Understand just how far you REALLY hit your average drive and adjust accordingly.  Note where the hazards are located.  Hazards are obstacles.  You play around obstacles.  Would you go running into a mine field or would you go about it in a systematic and concentrated way?  I bet the latter!  Apply that strategy to your golf.  Manouver your way around the obstacles.  Sometimes that means not playing your approach shot to the pin but rather to the largest part of the green.  Maybe you should play around a water hazard rather than try the heroic shot over the water.  Ultimately it's about scoring better isn't it?

If you find yourself having to hit too many heroic shots during a round maybe it's time to move up to the next tee.  Don't get me wrong, we all like to hit the occasional heroic shot.  Nothing feels better when you pull it off of course.  But honestly, a heroic shot doesn't have to be the 200 yard carry over a pond to a tight pin placement.  Nor should you have to hit heroic shots all the way around a golf course to have fun.  It could just as easily be a great pitch shot over a bunker to a tight pin placement or a hook around a tree onto the green, or even a great long putt that nestles up to the hole.

Change your perspective and make it just that - "yours" and not someone else's.  Your buddies apply pressure to your game simply by being there because somehow we feel we need to impress them with long drives, heroic shots and attempting the impossible.  We are suckered into believing we are invincible.  Sure it's fun at times but not all the way around a golf course.  Advertisers love to make you feel invincible.  You're not!

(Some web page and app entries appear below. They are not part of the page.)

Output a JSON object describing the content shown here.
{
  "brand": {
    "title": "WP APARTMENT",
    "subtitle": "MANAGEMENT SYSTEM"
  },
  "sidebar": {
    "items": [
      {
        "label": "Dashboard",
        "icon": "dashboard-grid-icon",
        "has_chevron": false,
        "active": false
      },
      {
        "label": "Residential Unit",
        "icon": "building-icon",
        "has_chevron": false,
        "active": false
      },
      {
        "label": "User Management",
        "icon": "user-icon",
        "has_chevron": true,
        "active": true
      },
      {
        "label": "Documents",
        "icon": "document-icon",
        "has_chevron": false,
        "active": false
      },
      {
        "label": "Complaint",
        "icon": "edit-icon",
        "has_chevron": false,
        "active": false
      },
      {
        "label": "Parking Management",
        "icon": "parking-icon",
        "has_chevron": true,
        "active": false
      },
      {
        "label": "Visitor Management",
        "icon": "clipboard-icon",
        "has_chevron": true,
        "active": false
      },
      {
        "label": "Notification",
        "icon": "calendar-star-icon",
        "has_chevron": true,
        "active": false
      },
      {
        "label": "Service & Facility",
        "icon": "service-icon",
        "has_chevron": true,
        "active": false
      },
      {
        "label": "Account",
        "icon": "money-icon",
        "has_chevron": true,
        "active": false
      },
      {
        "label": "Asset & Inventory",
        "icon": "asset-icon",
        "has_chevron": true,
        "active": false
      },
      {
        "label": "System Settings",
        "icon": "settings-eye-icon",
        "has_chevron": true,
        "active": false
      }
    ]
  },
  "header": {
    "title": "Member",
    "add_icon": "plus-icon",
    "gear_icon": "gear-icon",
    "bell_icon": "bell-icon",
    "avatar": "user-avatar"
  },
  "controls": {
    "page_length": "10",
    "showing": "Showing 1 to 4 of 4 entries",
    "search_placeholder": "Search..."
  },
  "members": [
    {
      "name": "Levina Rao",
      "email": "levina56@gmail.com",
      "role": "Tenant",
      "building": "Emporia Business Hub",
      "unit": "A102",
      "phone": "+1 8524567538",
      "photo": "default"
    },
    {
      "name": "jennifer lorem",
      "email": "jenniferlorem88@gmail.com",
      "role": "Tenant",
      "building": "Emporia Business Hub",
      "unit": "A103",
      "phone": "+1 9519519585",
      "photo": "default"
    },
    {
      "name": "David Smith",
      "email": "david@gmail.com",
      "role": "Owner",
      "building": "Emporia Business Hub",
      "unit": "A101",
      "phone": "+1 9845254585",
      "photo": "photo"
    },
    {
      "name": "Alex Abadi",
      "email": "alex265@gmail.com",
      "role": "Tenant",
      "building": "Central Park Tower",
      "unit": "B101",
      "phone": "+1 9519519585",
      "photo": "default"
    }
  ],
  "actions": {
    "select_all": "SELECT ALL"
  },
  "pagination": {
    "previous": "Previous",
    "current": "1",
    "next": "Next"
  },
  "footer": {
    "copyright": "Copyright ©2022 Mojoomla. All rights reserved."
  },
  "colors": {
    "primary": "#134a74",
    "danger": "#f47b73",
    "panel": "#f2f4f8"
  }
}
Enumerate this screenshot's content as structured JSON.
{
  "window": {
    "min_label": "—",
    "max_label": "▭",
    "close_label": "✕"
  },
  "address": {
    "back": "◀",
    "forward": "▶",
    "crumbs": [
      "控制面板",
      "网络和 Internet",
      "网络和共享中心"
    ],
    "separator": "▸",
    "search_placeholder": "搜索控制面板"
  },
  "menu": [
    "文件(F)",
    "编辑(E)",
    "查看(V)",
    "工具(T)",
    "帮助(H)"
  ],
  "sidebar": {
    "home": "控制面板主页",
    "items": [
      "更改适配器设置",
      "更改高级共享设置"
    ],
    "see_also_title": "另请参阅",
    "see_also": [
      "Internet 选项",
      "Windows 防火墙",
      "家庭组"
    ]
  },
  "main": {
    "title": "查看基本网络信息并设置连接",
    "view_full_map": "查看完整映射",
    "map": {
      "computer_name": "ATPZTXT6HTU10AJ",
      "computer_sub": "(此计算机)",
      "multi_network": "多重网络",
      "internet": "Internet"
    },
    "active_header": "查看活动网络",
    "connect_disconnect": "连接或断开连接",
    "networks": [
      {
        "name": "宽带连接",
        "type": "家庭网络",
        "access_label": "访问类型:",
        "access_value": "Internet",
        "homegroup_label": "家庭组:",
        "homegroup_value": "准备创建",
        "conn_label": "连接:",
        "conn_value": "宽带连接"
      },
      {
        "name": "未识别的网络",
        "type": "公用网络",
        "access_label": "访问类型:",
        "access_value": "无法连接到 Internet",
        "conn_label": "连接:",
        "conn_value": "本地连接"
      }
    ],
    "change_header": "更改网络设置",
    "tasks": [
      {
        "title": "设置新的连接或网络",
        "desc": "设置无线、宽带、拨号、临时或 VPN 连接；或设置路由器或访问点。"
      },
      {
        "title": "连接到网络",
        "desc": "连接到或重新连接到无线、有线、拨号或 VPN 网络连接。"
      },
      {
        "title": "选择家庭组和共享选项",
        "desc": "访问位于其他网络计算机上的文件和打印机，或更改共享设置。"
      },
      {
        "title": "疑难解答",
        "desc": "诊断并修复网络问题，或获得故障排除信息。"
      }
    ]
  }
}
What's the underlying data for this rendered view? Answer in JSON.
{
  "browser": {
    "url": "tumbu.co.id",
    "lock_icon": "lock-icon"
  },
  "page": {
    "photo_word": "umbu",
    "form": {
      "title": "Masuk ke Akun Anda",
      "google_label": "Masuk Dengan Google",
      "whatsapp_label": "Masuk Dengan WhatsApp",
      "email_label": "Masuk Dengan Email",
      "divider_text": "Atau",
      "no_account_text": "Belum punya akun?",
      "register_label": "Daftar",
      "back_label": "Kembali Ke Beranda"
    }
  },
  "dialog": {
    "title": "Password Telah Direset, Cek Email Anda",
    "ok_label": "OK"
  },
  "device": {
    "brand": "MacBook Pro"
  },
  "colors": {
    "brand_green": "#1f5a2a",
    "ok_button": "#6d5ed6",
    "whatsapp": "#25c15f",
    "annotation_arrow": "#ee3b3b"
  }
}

Try it the conservative approach around the course for a change.  See how you score.  I'm sure you will still get that occasional opportunity for the heroic shot but maybe even a better chance to pull it off!  Give it a chance!  What sounds better to you, 75 or 85?  What sounds better 80 or 90?  How about 85 or 95?